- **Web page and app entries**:
::::
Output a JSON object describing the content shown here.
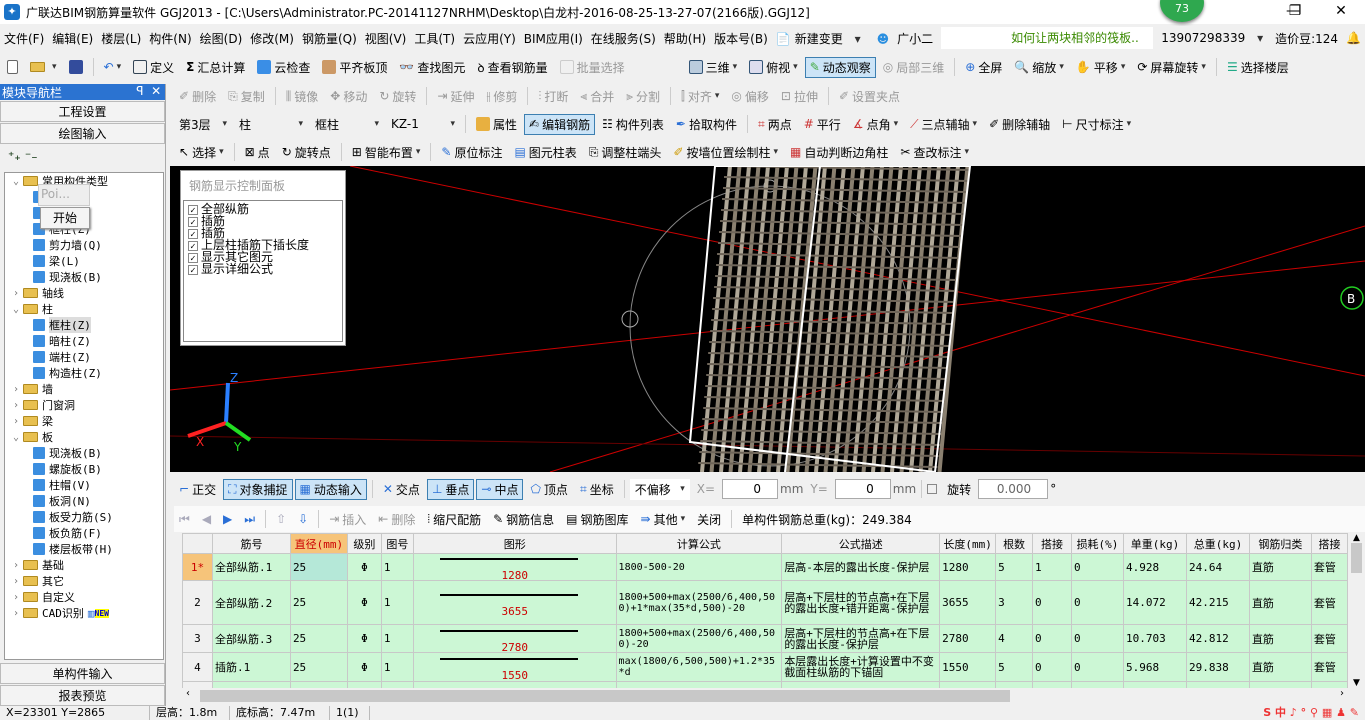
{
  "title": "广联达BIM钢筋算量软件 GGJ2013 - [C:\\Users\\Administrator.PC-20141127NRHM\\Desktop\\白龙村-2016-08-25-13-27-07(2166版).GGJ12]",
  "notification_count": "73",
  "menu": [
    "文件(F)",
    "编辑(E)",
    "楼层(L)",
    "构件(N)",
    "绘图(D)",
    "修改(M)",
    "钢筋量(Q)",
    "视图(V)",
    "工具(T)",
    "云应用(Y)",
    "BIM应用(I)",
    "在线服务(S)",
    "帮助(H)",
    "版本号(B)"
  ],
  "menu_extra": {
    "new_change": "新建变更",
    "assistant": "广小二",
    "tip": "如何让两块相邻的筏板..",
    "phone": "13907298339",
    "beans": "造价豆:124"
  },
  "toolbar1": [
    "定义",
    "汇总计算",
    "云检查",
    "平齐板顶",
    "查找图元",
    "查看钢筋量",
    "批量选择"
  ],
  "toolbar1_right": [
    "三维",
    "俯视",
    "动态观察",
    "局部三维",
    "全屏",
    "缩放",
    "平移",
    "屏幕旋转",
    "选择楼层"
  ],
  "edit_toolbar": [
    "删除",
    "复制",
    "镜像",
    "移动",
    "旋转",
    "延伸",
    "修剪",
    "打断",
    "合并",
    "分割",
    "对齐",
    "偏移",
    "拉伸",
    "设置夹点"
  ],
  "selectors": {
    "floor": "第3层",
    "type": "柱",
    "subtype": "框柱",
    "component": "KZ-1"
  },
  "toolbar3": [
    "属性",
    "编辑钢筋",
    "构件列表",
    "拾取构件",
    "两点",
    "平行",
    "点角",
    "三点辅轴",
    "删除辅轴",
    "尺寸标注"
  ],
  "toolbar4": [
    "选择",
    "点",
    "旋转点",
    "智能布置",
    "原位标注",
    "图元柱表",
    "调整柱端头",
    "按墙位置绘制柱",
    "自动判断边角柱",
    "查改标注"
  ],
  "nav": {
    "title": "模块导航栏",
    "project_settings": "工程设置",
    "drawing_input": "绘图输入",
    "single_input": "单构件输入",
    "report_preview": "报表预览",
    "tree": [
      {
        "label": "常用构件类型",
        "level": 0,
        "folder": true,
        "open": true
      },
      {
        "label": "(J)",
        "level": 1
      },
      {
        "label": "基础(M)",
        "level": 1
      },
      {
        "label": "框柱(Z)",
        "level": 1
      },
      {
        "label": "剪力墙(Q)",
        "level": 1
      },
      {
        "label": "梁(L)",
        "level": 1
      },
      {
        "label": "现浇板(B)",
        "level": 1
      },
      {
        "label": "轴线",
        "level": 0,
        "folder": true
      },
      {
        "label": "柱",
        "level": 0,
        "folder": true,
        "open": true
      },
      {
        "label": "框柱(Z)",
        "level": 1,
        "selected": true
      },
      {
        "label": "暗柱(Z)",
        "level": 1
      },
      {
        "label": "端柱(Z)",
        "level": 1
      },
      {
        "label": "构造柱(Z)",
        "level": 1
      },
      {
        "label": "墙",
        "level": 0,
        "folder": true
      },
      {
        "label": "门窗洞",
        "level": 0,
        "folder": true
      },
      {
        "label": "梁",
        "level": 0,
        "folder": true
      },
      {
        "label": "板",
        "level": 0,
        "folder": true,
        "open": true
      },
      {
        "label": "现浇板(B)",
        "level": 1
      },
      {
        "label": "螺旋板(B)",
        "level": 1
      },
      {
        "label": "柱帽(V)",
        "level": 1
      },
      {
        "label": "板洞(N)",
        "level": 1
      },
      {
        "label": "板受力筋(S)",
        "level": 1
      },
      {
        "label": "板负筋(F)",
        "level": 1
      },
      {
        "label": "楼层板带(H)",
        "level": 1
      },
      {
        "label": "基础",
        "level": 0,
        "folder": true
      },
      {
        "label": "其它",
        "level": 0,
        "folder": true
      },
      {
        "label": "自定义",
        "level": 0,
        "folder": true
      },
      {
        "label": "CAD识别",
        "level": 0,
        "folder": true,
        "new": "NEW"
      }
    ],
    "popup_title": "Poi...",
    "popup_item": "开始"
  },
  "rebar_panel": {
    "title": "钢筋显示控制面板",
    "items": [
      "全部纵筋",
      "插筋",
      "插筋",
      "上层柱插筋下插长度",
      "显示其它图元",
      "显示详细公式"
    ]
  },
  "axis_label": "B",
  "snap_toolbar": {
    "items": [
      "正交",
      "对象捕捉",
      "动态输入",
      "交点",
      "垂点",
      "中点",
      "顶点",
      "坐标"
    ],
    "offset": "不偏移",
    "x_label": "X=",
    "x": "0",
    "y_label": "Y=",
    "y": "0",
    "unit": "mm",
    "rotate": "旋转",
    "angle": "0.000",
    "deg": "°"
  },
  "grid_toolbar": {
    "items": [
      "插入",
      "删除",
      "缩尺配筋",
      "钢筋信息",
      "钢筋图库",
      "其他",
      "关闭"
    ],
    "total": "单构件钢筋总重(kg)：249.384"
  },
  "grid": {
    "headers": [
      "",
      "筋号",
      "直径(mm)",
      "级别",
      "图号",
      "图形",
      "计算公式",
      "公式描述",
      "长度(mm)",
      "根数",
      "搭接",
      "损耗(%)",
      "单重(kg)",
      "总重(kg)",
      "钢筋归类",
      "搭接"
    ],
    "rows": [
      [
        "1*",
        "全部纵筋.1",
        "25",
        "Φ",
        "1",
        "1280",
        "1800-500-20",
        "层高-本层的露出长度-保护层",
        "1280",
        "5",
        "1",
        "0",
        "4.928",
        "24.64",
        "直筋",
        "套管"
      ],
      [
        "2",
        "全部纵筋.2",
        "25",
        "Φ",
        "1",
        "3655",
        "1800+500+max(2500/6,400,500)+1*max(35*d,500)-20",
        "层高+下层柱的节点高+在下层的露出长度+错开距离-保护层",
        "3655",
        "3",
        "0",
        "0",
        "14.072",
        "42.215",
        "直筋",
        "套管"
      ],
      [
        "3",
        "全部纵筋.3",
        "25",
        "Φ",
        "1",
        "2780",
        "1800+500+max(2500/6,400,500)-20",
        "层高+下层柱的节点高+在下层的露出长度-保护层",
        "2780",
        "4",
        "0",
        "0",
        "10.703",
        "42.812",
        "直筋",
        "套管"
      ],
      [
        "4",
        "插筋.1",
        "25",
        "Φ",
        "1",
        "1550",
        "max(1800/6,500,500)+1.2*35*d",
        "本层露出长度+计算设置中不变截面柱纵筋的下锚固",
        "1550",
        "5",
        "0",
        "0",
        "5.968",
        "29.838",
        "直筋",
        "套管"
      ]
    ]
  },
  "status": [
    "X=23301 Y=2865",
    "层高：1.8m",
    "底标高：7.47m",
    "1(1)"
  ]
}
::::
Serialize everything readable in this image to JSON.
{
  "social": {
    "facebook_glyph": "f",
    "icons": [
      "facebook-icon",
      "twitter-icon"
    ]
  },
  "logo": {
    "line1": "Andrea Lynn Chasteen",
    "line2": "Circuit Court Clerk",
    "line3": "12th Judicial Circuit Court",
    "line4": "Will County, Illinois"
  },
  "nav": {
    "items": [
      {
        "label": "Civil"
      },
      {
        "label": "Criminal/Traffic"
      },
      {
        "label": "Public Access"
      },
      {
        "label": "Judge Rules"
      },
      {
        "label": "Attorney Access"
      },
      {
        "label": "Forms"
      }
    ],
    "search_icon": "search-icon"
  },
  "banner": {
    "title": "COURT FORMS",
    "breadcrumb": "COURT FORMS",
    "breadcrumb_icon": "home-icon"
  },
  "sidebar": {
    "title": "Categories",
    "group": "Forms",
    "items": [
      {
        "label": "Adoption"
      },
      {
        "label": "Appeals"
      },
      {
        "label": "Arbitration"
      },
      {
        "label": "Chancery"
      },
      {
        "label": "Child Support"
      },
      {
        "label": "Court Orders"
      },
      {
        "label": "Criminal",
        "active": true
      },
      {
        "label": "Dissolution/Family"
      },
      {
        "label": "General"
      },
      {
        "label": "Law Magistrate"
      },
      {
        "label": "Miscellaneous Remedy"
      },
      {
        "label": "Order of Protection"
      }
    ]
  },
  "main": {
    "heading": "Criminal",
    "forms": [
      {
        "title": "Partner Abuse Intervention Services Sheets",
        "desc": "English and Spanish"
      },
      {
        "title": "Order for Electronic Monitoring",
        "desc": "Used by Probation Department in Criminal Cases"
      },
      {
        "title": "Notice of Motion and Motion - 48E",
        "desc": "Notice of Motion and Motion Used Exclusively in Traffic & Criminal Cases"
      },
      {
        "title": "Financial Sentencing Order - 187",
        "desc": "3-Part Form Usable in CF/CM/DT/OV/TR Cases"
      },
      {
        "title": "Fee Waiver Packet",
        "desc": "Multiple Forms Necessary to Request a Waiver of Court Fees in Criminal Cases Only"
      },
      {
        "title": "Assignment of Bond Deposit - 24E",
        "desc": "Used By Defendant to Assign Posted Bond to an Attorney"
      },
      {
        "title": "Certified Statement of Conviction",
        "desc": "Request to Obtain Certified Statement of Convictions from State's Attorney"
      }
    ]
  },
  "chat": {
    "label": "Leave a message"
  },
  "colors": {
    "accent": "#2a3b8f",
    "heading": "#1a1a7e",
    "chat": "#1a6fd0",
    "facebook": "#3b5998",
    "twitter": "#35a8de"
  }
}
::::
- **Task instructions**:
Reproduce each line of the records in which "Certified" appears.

- **Expected answer**:
        "title": "Certified Statement of Conviction",
        "desc": "Request to Obtain Certified Statement of Convictions from State's Attorney"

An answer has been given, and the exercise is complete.